Preciado says the movie is “inspired by low-budget ’80s action films like MIAMI CONNECTION and SAMURAI COP, with a heavy dose of David Lynch’s surrealism and Lucio Fulci’s dream logic. It is also heavily influenced by the Sharksploitation and Mexploitation genres and features that SOV aesthetic prevalent in low-budget ’80s horror.” He’s currently got a Kickstarter campaign going to raise funds for the movie; check it out here.

“The project needs one last injection of funds to bring it to life in full, vibrant color.”

It’s the songwriting on SEVEN SERMONS that is most impressive, however; Montenegro is operating at quite an accomplished level. There has been clear care and thought given to how these songs are arranged, and how each track is structured in a fashion tailor-made for the live area. The closest comparison could perhaps be Zombi, but the progressive leanings are presented in a slightly different, less overtly rhythmic way. Although there is a propulsive feeling to Missionary Work, it takes a back seat to this sort of aquatic, mind-expanding synth orchestra.

Cover designed by Mondo illustrator Jessica Seamans

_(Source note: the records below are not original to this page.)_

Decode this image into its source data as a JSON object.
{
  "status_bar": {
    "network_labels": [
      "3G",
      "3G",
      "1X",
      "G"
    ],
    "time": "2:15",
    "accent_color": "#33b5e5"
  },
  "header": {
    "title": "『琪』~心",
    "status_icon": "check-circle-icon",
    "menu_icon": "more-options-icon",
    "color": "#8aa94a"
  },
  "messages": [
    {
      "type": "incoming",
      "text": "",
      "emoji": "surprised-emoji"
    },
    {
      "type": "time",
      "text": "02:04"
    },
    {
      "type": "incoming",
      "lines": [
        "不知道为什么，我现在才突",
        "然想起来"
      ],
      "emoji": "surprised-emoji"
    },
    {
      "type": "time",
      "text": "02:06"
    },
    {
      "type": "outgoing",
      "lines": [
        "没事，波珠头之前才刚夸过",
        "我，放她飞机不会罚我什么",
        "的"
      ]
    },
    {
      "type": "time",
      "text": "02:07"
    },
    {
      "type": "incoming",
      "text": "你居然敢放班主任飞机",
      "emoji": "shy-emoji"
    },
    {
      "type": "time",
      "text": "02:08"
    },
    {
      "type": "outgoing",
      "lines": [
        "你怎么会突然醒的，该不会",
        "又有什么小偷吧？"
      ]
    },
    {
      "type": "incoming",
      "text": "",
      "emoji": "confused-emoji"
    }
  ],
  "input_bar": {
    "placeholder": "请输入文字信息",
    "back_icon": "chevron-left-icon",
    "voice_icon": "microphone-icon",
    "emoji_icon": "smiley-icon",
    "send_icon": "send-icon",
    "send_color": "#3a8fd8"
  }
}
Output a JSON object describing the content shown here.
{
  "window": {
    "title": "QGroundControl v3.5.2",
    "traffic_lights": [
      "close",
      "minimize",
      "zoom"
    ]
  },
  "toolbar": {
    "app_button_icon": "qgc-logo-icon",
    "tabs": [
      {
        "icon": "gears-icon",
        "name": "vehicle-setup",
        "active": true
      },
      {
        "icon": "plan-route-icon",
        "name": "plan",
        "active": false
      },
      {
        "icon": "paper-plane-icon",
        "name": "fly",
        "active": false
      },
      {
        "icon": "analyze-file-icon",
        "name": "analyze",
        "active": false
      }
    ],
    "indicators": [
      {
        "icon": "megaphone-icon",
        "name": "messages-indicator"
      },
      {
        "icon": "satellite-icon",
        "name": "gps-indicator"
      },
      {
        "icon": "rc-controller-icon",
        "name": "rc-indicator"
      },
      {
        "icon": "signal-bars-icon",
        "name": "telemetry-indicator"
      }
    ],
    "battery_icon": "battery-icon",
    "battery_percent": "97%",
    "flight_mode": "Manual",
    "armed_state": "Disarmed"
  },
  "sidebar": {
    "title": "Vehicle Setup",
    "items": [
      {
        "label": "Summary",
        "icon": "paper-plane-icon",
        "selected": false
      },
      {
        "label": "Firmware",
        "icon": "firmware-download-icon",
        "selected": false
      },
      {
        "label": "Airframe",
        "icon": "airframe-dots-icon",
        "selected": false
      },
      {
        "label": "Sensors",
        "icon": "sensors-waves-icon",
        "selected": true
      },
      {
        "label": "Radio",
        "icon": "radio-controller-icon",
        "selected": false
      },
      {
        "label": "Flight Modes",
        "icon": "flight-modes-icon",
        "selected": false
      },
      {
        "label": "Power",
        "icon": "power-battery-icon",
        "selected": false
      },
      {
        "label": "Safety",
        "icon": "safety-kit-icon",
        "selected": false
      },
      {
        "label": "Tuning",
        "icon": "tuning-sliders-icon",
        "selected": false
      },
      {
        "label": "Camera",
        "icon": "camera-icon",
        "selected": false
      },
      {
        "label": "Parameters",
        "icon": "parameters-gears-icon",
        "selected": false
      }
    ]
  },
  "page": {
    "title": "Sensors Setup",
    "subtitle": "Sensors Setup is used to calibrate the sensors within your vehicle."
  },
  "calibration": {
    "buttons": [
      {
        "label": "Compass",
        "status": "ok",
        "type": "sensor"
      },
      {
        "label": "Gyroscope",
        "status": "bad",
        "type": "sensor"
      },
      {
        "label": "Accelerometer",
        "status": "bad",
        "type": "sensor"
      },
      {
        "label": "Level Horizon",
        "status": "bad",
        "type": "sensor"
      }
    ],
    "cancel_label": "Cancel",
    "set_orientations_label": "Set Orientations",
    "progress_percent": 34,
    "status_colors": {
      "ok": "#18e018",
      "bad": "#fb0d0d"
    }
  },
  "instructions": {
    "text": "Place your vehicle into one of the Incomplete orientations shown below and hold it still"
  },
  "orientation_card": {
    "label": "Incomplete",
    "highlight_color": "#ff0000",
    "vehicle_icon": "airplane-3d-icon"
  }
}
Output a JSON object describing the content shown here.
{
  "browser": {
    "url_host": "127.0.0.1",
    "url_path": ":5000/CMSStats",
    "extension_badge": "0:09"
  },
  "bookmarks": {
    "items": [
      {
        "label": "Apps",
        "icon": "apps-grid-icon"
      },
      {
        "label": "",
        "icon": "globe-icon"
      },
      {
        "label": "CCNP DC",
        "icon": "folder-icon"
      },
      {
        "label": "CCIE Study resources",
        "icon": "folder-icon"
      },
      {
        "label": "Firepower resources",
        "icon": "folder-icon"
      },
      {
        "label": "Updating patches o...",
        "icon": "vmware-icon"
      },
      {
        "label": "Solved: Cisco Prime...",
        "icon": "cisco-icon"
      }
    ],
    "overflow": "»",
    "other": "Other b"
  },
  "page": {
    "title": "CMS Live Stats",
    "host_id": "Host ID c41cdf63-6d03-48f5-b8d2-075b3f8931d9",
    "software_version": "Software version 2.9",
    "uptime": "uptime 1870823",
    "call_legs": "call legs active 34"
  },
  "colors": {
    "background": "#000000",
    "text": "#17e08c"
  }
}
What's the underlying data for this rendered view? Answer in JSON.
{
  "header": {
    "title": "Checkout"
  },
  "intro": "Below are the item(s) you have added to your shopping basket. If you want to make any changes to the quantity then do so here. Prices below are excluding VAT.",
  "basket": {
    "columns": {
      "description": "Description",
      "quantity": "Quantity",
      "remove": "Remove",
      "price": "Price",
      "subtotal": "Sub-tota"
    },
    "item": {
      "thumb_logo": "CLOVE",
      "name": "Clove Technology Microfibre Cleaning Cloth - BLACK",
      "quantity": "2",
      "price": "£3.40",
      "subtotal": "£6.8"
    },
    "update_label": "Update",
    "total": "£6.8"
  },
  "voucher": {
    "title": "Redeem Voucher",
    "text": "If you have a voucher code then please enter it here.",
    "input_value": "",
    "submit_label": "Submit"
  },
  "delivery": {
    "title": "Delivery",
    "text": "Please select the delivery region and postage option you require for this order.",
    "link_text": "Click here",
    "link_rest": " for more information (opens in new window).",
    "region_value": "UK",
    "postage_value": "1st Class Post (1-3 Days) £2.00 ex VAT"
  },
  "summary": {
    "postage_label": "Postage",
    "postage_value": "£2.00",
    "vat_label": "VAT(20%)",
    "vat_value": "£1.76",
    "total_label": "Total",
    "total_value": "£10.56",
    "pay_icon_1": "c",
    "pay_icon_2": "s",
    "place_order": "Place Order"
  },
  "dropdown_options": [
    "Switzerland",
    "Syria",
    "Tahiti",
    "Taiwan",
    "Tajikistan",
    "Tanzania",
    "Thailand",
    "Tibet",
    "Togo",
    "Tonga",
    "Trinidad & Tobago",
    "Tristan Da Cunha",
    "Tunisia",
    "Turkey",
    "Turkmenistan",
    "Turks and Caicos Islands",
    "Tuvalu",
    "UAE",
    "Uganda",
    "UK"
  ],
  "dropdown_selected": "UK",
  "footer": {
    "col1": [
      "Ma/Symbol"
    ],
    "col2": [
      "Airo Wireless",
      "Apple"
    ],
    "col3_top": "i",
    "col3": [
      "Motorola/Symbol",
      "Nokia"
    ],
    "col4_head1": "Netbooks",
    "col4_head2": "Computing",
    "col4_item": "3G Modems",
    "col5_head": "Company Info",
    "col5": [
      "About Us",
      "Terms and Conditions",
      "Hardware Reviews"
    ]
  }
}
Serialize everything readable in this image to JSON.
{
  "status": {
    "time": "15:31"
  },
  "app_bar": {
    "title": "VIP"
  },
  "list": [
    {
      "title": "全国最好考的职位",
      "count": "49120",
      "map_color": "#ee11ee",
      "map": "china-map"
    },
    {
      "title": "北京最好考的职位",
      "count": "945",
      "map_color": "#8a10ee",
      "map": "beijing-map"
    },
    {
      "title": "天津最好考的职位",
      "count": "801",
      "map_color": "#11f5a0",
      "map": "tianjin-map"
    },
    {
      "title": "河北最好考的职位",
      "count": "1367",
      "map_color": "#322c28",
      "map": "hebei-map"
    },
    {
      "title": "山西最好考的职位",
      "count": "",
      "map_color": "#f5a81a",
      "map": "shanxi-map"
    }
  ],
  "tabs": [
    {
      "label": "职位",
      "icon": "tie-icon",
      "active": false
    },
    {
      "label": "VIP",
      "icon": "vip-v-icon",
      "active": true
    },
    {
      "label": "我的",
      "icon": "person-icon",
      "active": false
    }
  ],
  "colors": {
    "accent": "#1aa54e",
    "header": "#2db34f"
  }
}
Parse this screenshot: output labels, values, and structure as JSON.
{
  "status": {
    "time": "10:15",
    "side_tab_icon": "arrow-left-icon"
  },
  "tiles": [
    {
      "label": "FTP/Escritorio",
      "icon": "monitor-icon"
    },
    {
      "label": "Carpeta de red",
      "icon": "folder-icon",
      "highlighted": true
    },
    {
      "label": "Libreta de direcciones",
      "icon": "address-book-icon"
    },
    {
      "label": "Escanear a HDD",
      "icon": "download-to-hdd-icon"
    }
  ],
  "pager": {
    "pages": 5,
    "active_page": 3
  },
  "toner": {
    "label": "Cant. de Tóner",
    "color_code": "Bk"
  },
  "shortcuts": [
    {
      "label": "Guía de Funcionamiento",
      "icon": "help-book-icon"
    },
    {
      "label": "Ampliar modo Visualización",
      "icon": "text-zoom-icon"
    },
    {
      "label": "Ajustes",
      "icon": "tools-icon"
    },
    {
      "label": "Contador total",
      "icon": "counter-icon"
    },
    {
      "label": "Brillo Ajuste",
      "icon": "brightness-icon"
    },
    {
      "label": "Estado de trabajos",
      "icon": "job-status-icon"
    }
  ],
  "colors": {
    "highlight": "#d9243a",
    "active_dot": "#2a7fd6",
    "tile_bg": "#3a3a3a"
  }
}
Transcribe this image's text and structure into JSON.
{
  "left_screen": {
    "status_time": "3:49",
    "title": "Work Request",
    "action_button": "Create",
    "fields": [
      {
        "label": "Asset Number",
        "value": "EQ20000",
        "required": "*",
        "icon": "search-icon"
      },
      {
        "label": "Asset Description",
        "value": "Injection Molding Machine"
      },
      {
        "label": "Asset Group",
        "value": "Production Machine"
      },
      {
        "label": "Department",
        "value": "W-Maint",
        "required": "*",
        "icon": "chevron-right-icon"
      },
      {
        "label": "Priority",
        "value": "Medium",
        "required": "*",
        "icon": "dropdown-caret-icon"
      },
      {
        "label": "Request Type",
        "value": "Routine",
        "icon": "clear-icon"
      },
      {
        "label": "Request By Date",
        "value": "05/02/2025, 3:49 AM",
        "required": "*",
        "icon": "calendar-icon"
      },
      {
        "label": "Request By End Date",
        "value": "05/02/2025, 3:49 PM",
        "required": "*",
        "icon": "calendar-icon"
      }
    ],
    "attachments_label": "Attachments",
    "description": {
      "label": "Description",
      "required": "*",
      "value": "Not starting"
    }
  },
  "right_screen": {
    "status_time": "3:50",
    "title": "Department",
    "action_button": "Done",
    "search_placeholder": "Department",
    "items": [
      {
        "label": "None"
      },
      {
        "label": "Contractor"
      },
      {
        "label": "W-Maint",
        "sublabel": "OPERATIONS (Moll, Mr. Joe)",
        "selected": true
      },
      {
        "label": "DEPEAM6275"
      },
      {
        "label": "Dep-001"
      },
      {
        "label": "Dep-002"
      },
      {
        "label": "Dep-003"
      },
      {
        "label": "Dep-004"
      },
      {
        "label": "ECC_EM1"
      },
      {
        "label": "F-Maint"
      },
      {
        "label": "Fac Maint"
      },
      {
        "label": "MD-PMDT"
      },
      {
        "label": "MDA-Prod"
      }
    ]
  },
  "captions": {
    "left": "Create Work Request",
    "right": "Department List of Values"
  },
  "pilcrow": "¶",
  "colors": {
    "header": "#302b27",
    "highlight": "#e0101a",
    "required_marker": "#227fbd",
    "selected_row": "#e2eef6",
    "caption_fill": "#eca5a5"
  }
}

SEVEN SERMONS is one satisfying listening experience, and one which truly benefits from repeated spins. This is an album that pays dividends over time, but that can also be enjoyed in small chunks and short bursts. It would be disingenuous to compare Missionary Work with much of the current synthwave crop, and Montenegro is doing a fine job at carving out a niche for himself as one of the most promising talents of the indie electronic scene. Let’s just refer to Missionary Work as something intriguing, progressive and profoundly enjoyable—the sort of artist for whom many fans of dark, horror-influenced neo-soundtrack tunes have been waiting.

“includes perhaps the most intriguing extra of all: a limited-edition Jean Rollin board game”

Michael Gingold
Michael Gingold (RUE MORGUE's Head Writer) has been covering the world of horror cinema for over three decades, and spent 28 years as a writer and editor for FANGORIA magazine and its website. In addition to RUE MORGUE, he currently writes for BIRTH.MOVIES.DEATH, SCREAM, IndieWire.com, TIME OUT, DELIRIUM and others. His book THE FRIGHTFEST GUIDE TO MONSTER MOVIES (FAB Press) is out this fall, and he has contributed liner notes and featurettes to a number of Blu-ray and DVD releases. Among his screenplay credits are SHADOW: DEAD RIOT and LEECHES!, and he is currently working on THE DOLL with director Dante Tomaselli.